──────── Extracted data ────────
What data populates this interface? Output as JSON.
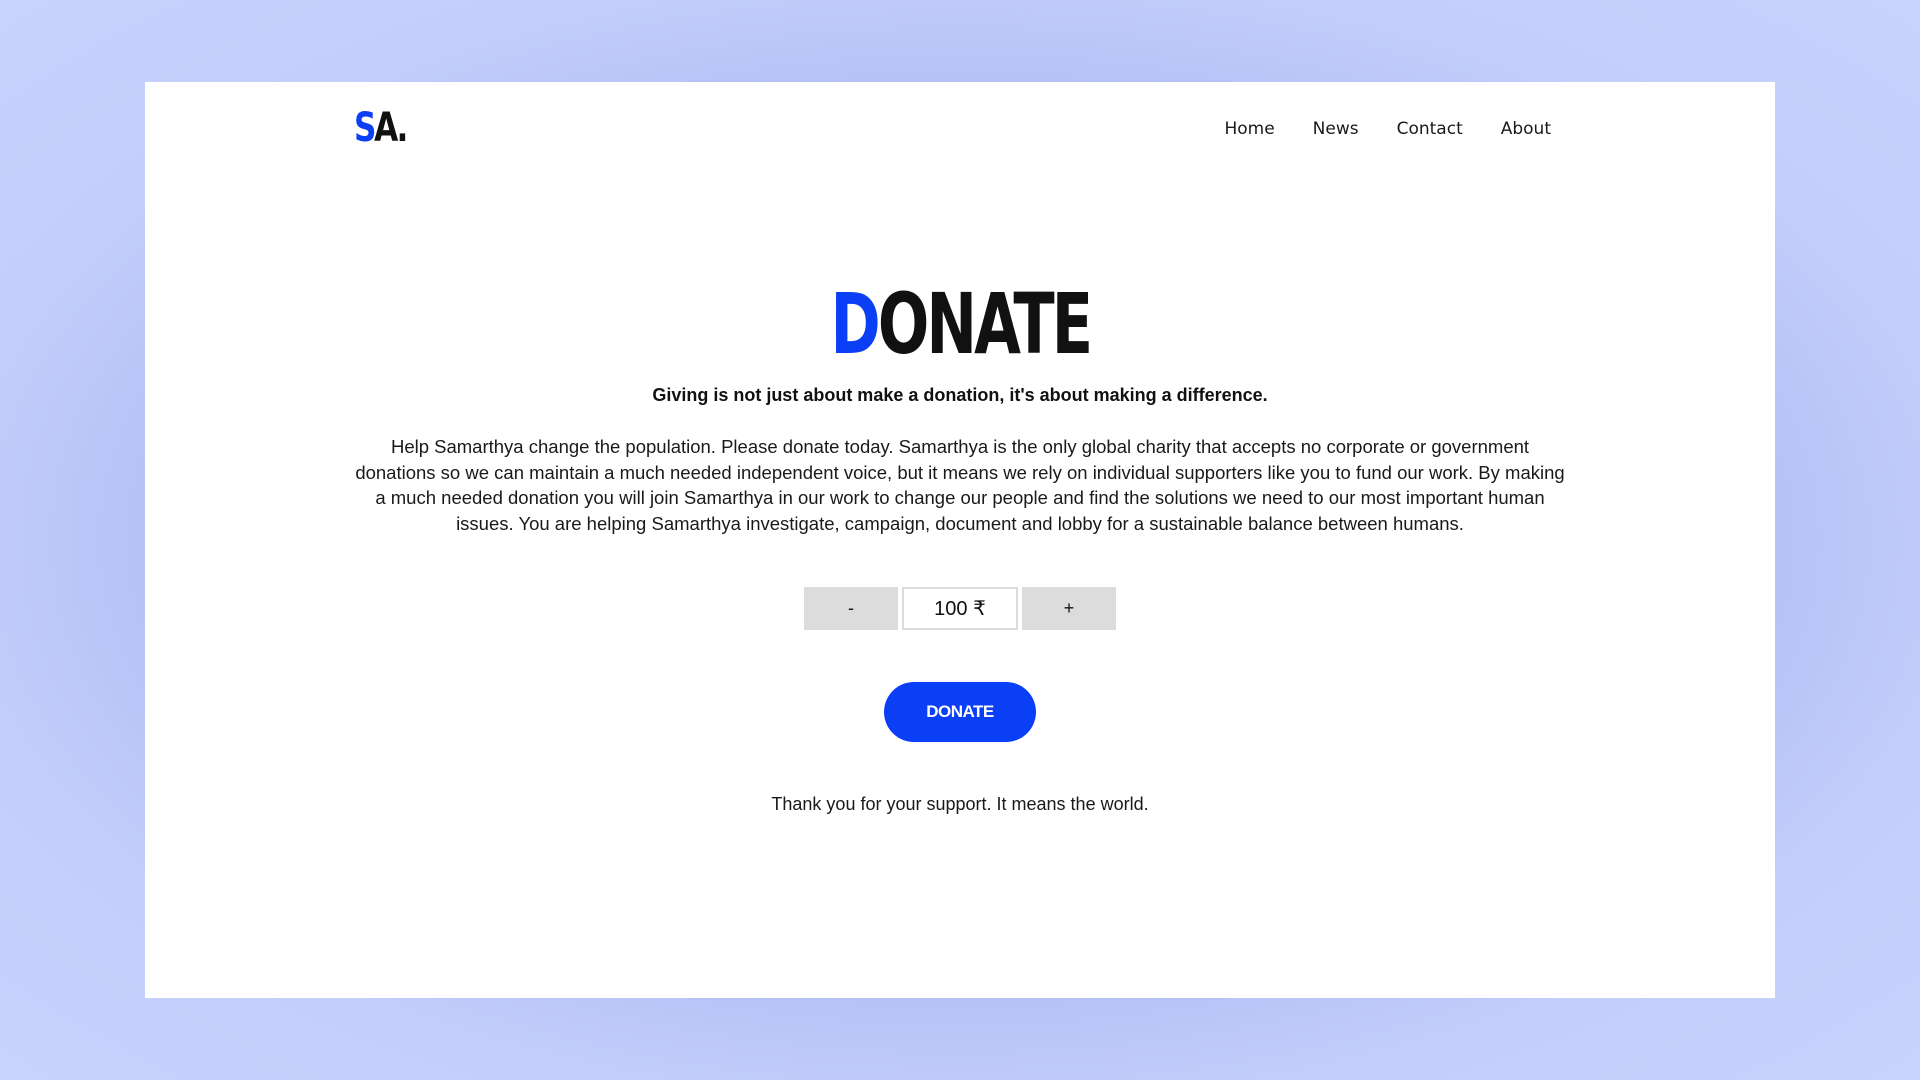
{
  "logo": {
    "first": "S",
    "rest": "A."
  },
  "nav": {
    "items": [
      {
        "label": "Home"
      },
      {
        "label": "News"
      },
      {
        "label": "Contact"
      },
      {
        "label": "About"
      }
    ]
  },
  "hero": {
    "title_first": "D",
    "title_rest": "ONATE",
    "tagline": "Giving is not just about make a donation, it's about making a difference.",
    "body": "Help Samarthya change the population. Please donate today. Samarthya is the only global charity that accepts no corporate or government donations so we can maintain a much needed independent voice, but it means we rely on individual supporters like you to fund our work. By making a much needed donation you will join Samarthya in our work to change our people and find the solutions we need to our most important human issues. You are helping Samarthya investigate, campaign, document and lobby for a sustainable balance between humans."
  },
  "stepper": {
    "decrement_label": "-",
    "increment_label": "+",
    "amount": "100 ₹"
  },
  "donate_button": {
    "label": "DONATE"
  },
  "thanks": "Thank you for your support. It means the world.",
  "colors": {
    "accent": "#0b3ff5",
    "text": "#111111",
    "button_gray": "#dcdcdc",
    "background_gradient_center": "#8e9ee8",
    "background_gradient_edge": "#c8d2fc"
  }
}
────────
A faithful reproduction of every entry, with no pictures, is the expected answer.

Expected answer
What data populates this interface? Output as JSON.
{
  "logo": {
    "first": "S",
    "rest": "A."
  },
  "nav": {
    "items": [
      {
        "label": "Home"
      },
      {
        "label": "News"
      },
      {
        "label": "Contact"
      },
      {
        "label": "About"
      }
    ]
  },
  "hero": {
    "title_first": "D",
    "title_rest": "ONATE",
    "tagline": "Giving is not just about make a donation, it's about making a difference.",
    "body": "Help Samarthya change the population. Please donate today. Samarthya is the only global charity that accepts no corporate or government donations so we can maintain a much needed independent voice, but it means we rely on individual supporters like you to fund our work. By making a much needed donation you will join Samarthya in our work to change our people and find the solutions we need to our most important human issues. You are helping Samarthya investigate, campaign, document and lobby for a sustainable balance between humans."
  },
  "stepper": {
    "decrement_label": "-",
    "increment_label": "+",
    "amount": "100 ₹"
  },
  "donate_button": {
    "label": "DONATE"
  },
  "thanks": "Thank you for your support. It means the world.",
  "colors": {
    "accent": "#0b3ff5",
    "text": "#111111",
    "button_gray": "#dcdcdc",
    "background_gradient_center": "#8e9ee8",
    "background_gradient_edge": "#c8d2fc"
  }
}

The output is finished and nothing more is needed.